4/16/2012 12:01 AM Eastern

Tattoos and tiaras. Hoarders
and housewives. Doomsayers and repossessers.
This, you could say, is a microcosm
of the current state of reality TV. And
there’s one guarantee for any fan of these
and many other themes: You’re sure to find
them represented by show after show — in
ever more subtle iterations — in abundant
numbers across different channels.

Imitation among television programs has
been around since the second-ever show
came on the air.
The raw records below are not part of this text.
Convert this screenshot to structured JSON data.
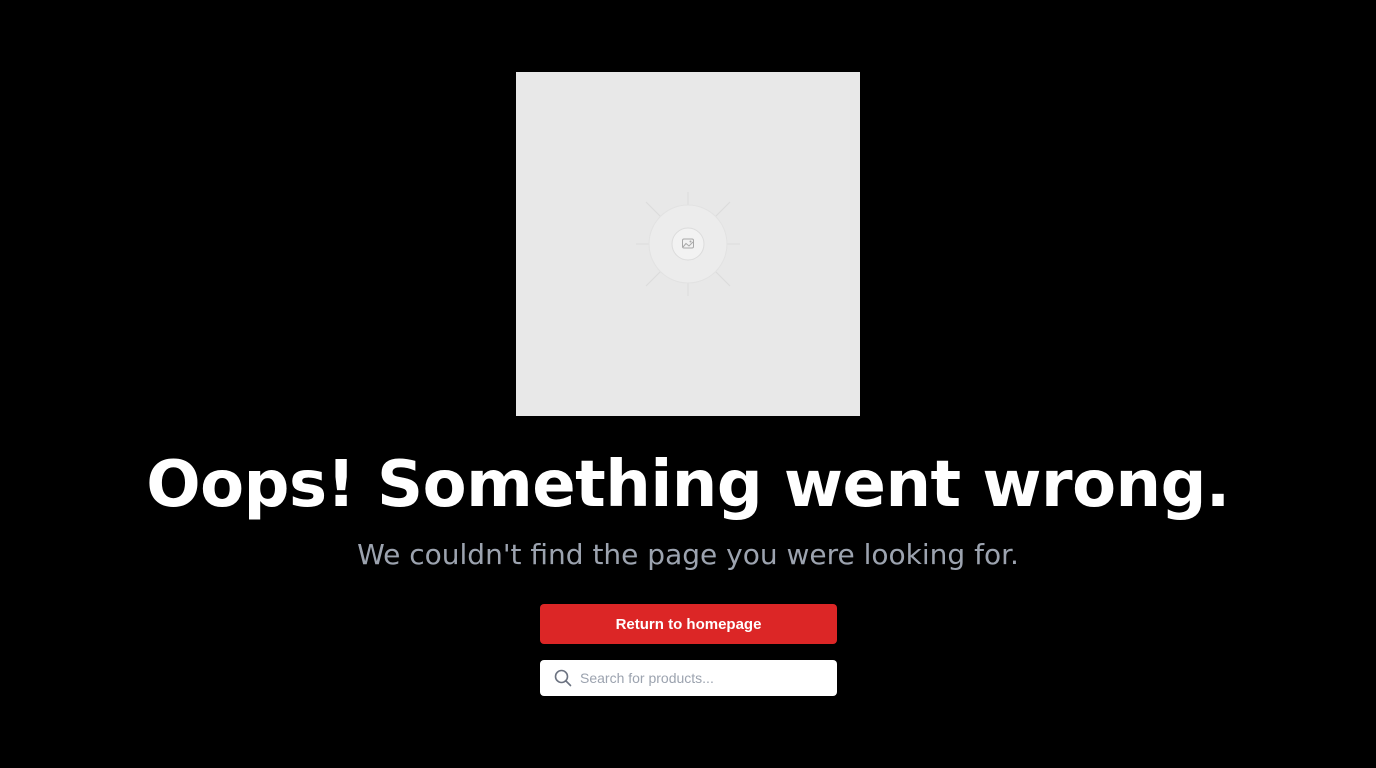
{
  "error": {
    "headline": "Oops! Something went wrong.",
    "message": "We couldn't find the page you were looking for."
  },
  "actions": {
    "return_label": "Return to homepage"
  },
  "search": {
    "placeholder": "Search for products...",
    "value": ""
  },
  "illustration": {
    "icon": "image-placeholder-icon"
  },
  "colors": {
    "background": "#000000",
    "accent": "#dc2626",
    "headline": "#ffffff",
    "subtext": "#9ca3af",
    "placeholder_bg": "#e8e8e8"
  }
}
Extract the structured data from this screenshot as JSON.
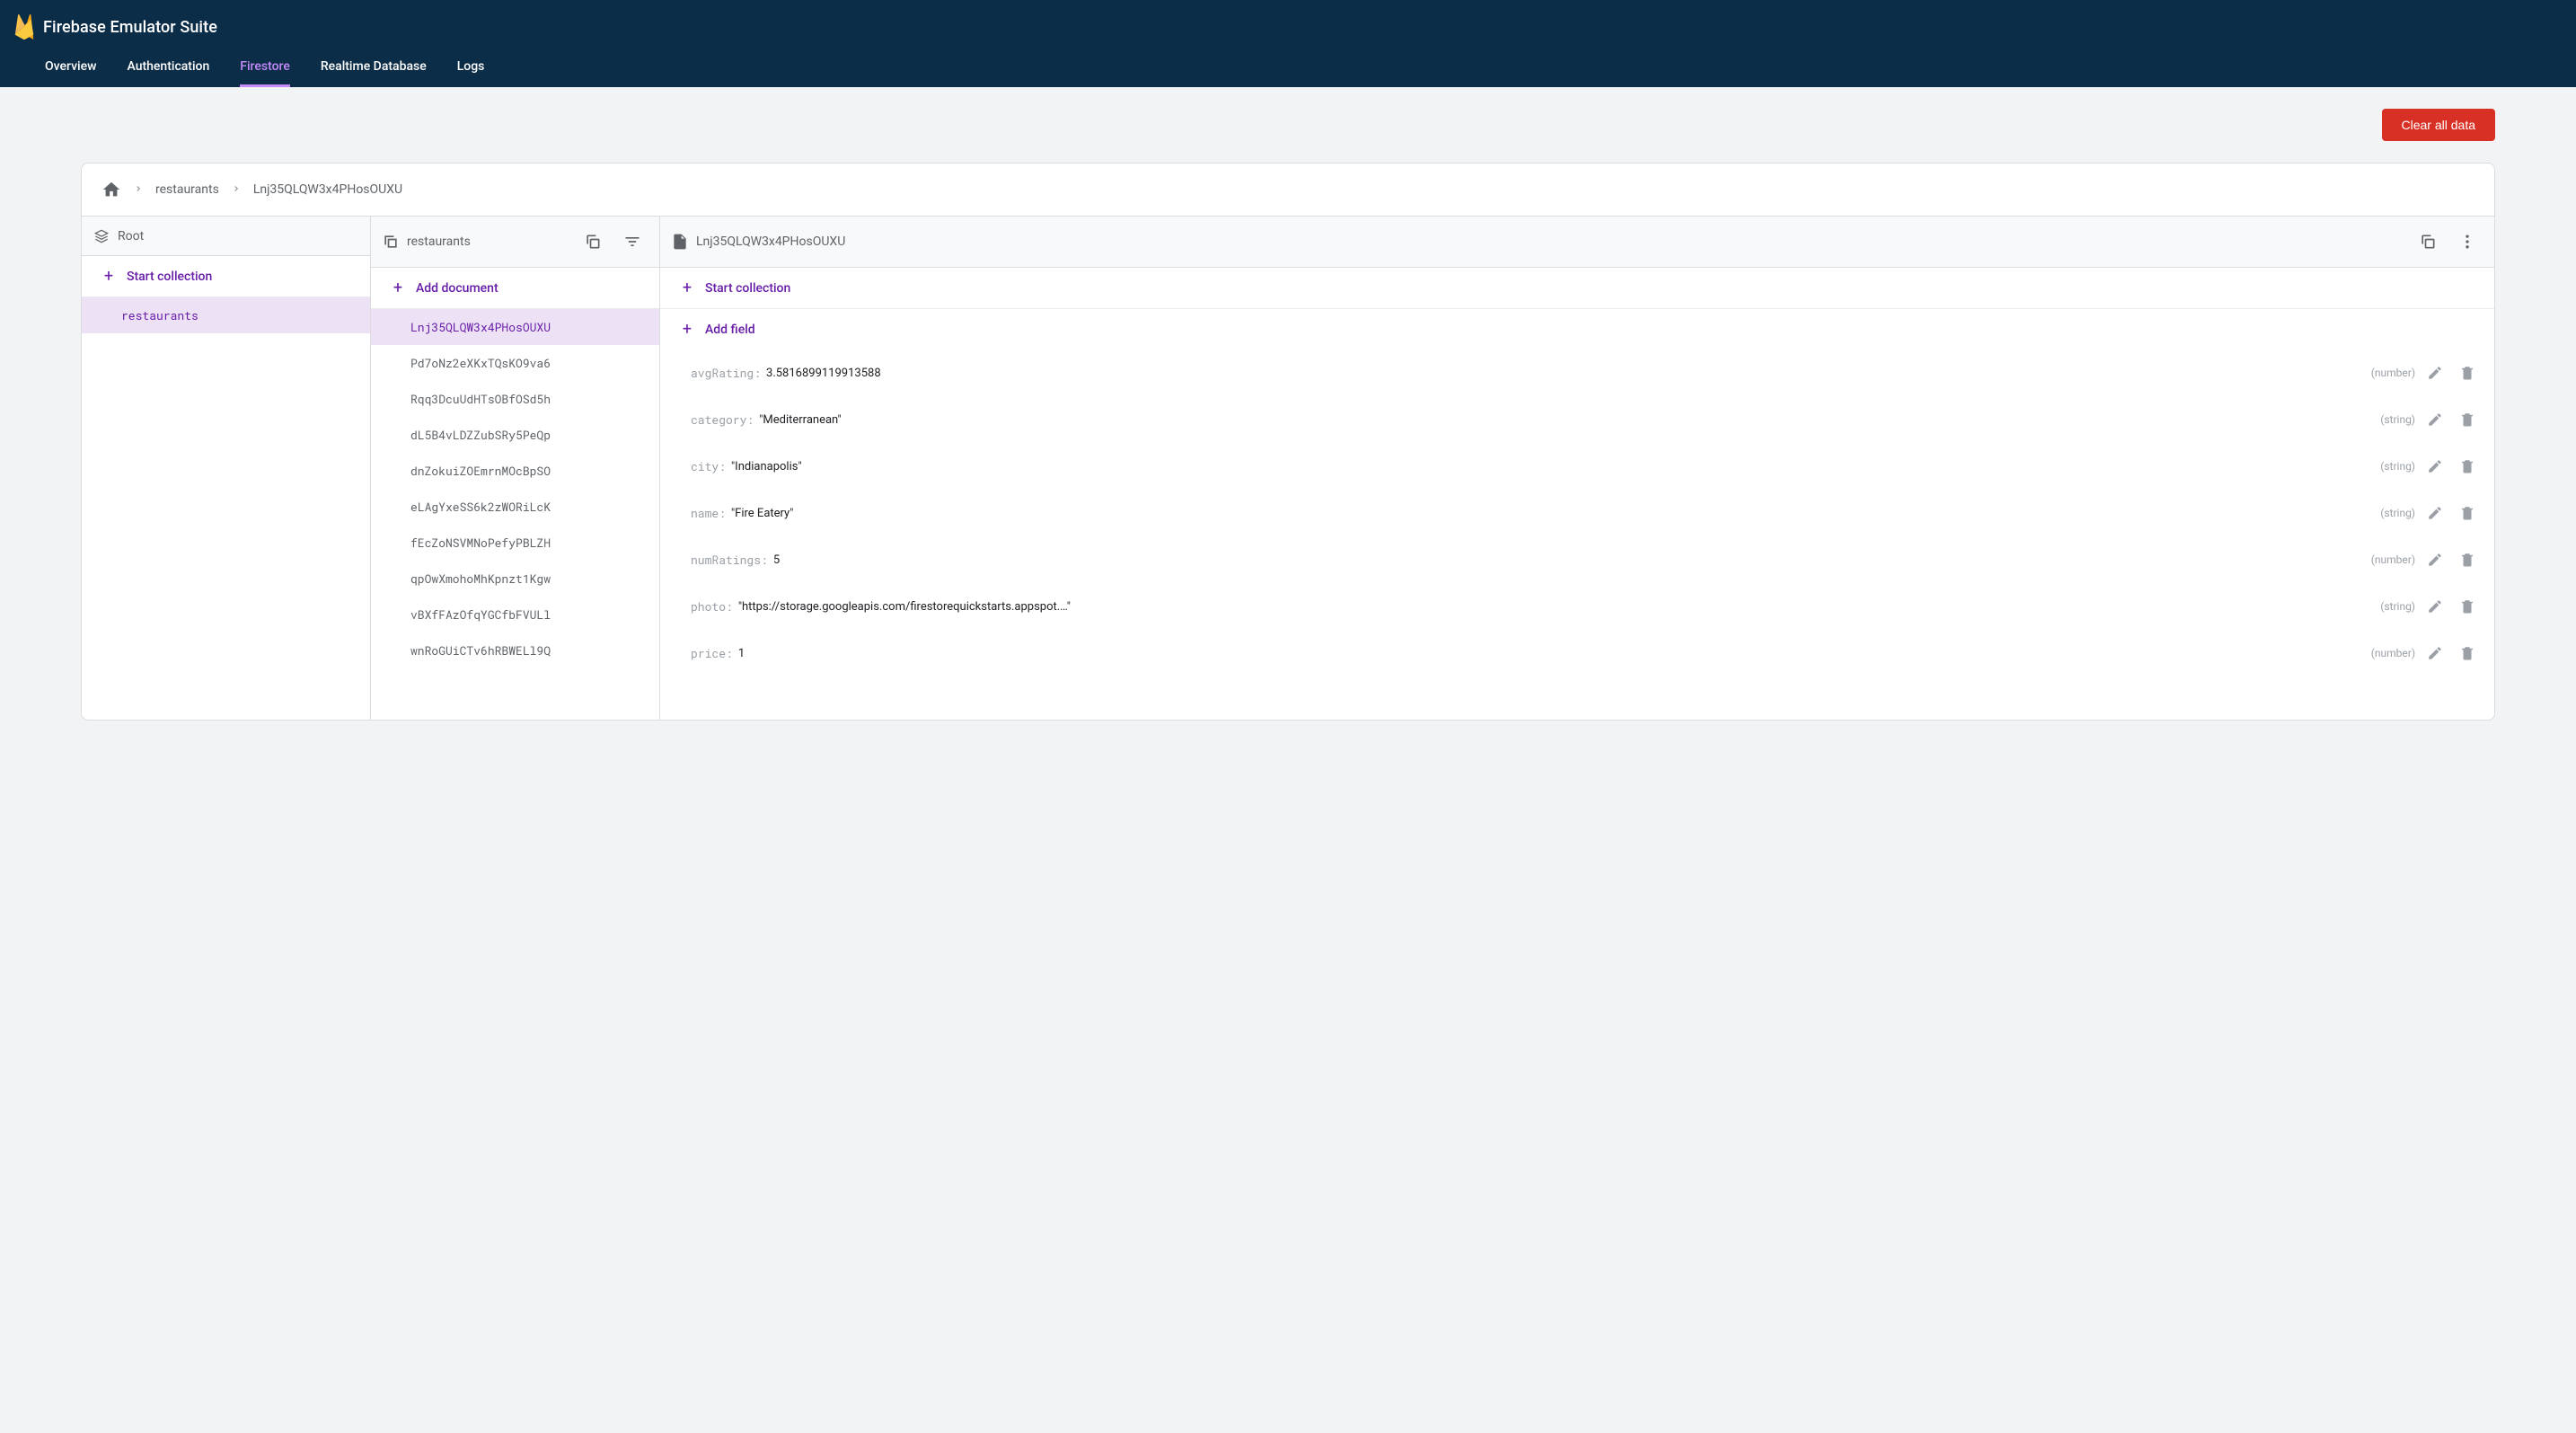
{
  "header": {
    "title": "Firebase Emulator Suite",
    "tabs": [
      {
        "label": "Overview",
        "active": false
      },
      {
        "label": "Authentication",
        "active": false
      },
      {
        "label": "Firestore",
        "active": true
      },
      {
        "label": "Realtime Database",
        "active": false
      },
      {
        "label": "Logs",
        "active": false
      }
    ]
  },
  "toolbar": {
    "clear_data_label": "Clear all data"
  },
  "breadcrumb": {
    "items": [
      "restaurants",
      "Lnj35QLQW3x4PHosOUXU"
    ]
  },
  "col1": {
    "title": "Root",
    "action": "Start collection",
    "items": [
      {
        "id": "restaurants",
        "selected": true
      }
    ]
  },
  "col2": {
    "title": "restaurants",
    "action": "Add document",
    "items": [
      {
        "id": "Lnj35QLQW3x4PHosOUXU",
        "selected": true
      },
      {
        "id": "Pd7oNz2eXKxTQsKO9va6",
        "selected": false
      },
      {
        "id": "Rqq3DcuUdHTsOBfOSd5h",
        "selected": false
      },
      {
        "id": "dL5B4vLDZZubSRy5PeQp",
        "selected": false
      },
      {
        "id": "dnZokuiZOEmrnMOcBpSO",
        "selected": false
      },
      {
        "id": "eLAgYxeSS6k2zWORiLcK",
        "selected": false
      },
      {
        "id": "fEcZoNSVMNoPefyPBLZH",
        "selected": false
      },
      {
        "id": "qpOwXmohoMhKpnzt1Kgw",
        "selected": false
      },
      {
        "id": "vBXfFAzOfqYGCfbFVULl",
        "selected": false
      },
      {
        "id": "wnRoGUiCTv6hRBWELl9Q",
        "selected": false
      }
    ]
  },
  "col3": {
    "title": "Lnj35QLQW3x4PHosOUXU",
    "action_start": "Start collection",
    "action_add": "Add field",
    "fields": [
      {
        "key": "avgRating",
        "value": "3.5816899119913588",
        "type": "number",
        "quoted": false
      },
      {
        "key": "category",
        "value": "Mediterranean",
        "type": "string",
        "quoted": true
      },
      {
        "key": "city",
        "value": "Indianapolis",
        "type": "string",
        "quoted": true
      },
      {
        "key": "name",
        "value": "Fire Eatery",
        "type": "string",
        "quoted": true
      },
      {
        "key": "numRatings",
        "value": "5",
        "type": "number",
        "quoted": false
      },
      {
        "key": "photo",
        "value": "https://storage.googleapis.com/firestorequickstarts.appspot.…",
        "type": "string",
        "quoted": true
      },
      {
        "key": "price",
        "value": "1",
        "type": "number",
        "quoted": false
      }
    ]
  }
}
But TV producers and network
execs — ever-aware of the competition
for viewer attention — have made something
of an art form out of watching the competition
and slightly tweaking any number of
successful formulas, retrofitting shows to
suit ever-blurring brands.

“It used to be cable networks tried to
brand themselves,” Brad Adgate, senior vice
president of research at Horizon Media, said.
“Now, they just want to get viewers.”

Marjorie Kaplan, president and general
manager of Animal Planet, added: “In the
competitive landscape we’re operating in,
you’re foolish if you’re not looking around
and seeing what’s working in other places.
There isn’t anybody in the creative
landscape not saying, ‘Hey, got a
zombie show we should be looking at?’ ”

In some cases, certain popular reality
themes have crowded the dial with the
numbing insistence of extras from Dawn
of the Dead
. Looking through the course of
several years and myriad networks, it’s even
easy to spot the genealogy and progression
of an idea. Of course, what’s most galling for
any network is to see some concept they’ve
birthed be usurped. Then again, that’s the
charter: if you can outwit, outplay, outlast a
rival network with a similar concept, you’re
the one that gets the ratings and ad dollars,
and potentially more eyeballs tuning in to
see what else you have on, provided you can
back it up.

“If my audience is watching shows about
swamps, am I foolish if I’m not looking at
swamplands in the U.S. as an opportunity?”
Kaplan posited. “The creative challenge
is, Hmm, people are watching that; how
does that relate to what I have to offer in my
brands and what do I have to say that’s different?
What is my new and different take
on it?”

Kaplan and Animal Planet have been
very good at staying on point with a branding
message that has intentionally strayed
away from a pet-oriented network. “I actually think we sort of tapped a vein in that desire on the part of human beings
to get back to our more real ‘visceral, less constrained by civilization’
selves,” she says, pointing to a show like Hillbilly Handfishin’, where reel and
rod are replaced by real digits. “There is something real out there that people
are finding and once things start to emerge, it’s a little bit like lemmings.”

Sometimes the replication occurs within the network. A decade ago, Discovery’s
TLC almost ran its home-makeover show ratings into the ground
with so many spinoffs of Trading Spaces. And of course, other
networks piled on.

“There are so few unique ideas that when there is one, everyone want
to have what they believe is their unique take on it and sometimes there
is,” Katz Television Group vice president and director of programming Bill
Carroll said.

After that, it’s game on — and, apparently, fair
game. For confirmation, take a look at a pair of
ultra-popular reality genres: “Renovation Projects”
or “Trash or Treasure.” Here’s a chart detailing
what came first, what came after — and
what all of them were thinking.

September